The heart of the book is the story of the Great Terror that struck the scientific establishment in the 1930s. Ings shows that scientists now depended for resources and promotion (but also for physical survival) on the power of patrons such as top leaders like Andrei Zhdanov, or the greatest patron of all, Stalin. He describes the rise of the maliciously cunning but childlike Trofim Lysenko, who notoriously became Stalin’s favorite scientist ... Ings capably recounts how Soviet science became a laughingstock and often a human tragedy, but he doesn’t explain how Stalinist technology produced colossal successes, too ... Over all, however, Ings is an entertaining storyteller who often captures the essence of things — Stalin was indeed 'the last in a long line of European philosopher kings.' Filled with priceless nuggets and a cast of frauds, crackpots and tyrants, this is a lively and interesting book, and utterly relevant today when the Trump administration is challenging the scientific establishment on climate change.
Ings underscores the brutal human cost that accompanied scientific advancement in the Soviet Union in the early 20th century. And yet, the author shows that despite the oppressive conditions, Soviet science did manage to produce some achievements ... Ings’s finely crafted and informative book is a must read for understanding how the ideas of scientific knowledge and technology were distorted and subverted for decades across the Soviet Union, all in the service of the most ambitious experiment in social engineering the world has ever witnessed.

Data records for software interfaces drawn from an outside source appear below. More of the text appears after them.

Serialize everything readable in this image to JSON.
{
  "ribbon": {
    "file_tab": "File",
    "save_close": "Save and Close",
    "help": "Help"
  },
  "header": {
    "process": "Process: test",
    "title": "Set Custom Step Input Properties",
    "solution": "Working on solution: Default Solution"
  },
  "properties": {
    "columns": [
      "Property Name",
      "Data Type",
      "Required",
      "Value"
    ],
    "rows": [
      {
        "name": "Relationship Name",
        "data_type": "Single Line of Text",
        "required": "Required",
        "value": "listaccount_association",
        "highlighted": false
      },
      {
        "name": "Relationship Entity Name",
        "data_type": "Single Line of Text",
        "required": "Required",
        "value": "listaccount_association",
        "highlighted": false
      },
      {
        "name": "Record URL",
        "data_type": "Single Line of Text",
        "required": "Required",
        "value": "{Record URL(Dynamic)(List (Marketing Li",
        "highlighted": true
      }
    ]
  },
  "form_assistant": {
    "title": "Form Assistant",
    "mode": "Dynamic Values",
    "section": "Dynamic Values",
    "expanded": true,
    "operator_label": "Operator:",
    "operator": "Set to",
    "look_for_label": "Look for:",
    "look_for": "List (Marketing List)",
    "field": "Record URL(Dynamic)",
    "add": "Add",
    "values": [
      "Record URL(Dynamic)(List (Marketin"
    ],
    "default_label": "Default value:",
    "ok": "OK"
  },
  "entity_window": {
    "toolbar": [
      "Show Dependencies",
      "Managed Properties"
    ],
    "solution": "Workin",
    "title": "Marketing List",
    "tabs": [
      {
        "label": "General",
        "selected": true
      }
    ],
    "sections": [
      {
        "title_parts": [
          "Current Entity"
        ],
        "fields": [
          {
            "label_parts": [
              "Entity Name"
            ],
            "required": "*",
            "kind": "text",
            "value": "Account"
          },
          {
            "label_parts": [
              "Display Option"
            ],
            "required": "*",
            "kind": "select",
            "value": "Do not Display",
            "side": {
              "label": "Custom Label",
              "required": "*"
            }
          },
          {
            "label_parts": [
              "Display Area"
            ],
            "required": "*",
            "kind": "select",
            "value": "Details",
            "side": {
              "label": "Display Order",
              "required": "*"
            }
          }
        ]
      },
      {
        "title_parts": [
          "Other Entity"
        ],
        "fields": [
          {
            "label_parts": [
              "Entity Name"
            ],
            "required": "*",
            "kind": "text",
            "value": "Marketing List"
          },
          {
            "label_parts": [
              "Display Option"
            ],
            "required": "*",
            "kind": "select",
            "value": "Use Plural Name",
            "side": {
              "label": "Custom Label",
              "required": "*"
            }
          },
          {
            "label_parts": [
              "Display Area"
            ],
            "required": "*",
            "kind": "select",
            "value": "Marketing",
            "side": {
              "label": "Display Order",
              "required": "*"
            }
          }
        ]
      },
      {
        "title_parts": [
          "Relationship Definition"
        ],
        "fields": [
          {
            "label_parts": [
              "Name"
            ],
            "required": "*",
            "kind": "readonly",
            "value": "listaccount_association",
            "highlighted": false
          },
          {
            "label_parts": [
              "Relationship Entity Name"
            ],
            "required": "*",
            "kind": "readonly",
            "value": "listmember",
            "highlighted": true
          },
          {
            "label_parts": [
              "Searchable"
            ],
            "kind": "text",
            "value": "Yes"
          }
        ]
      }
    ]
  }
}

Ings conveys the tragedy and the triumph of science in the Soviet Union, though the tragedy outweighs the triumph in his account. A different choice, with more emphasis on physics and mathematics, would have tilted the balance more toward triumph. Ings is interested in people, their characters, choices and the positions they found themselves in, and he succeeds in bringing out their personalities. This is a fascinating story of brilliant scientists and charlatans, of visionaries and careerists, of civic courage and moral cowardice ... The picture he paints contrasts starkly with the hopes espoused by the Bolsheviks. Is the Soviet experience to be treated as something exotic, not relevant to us? What does it tell us generally about science and society? Ings makes a few brief comments on this, but does not draw any systematic conclusion.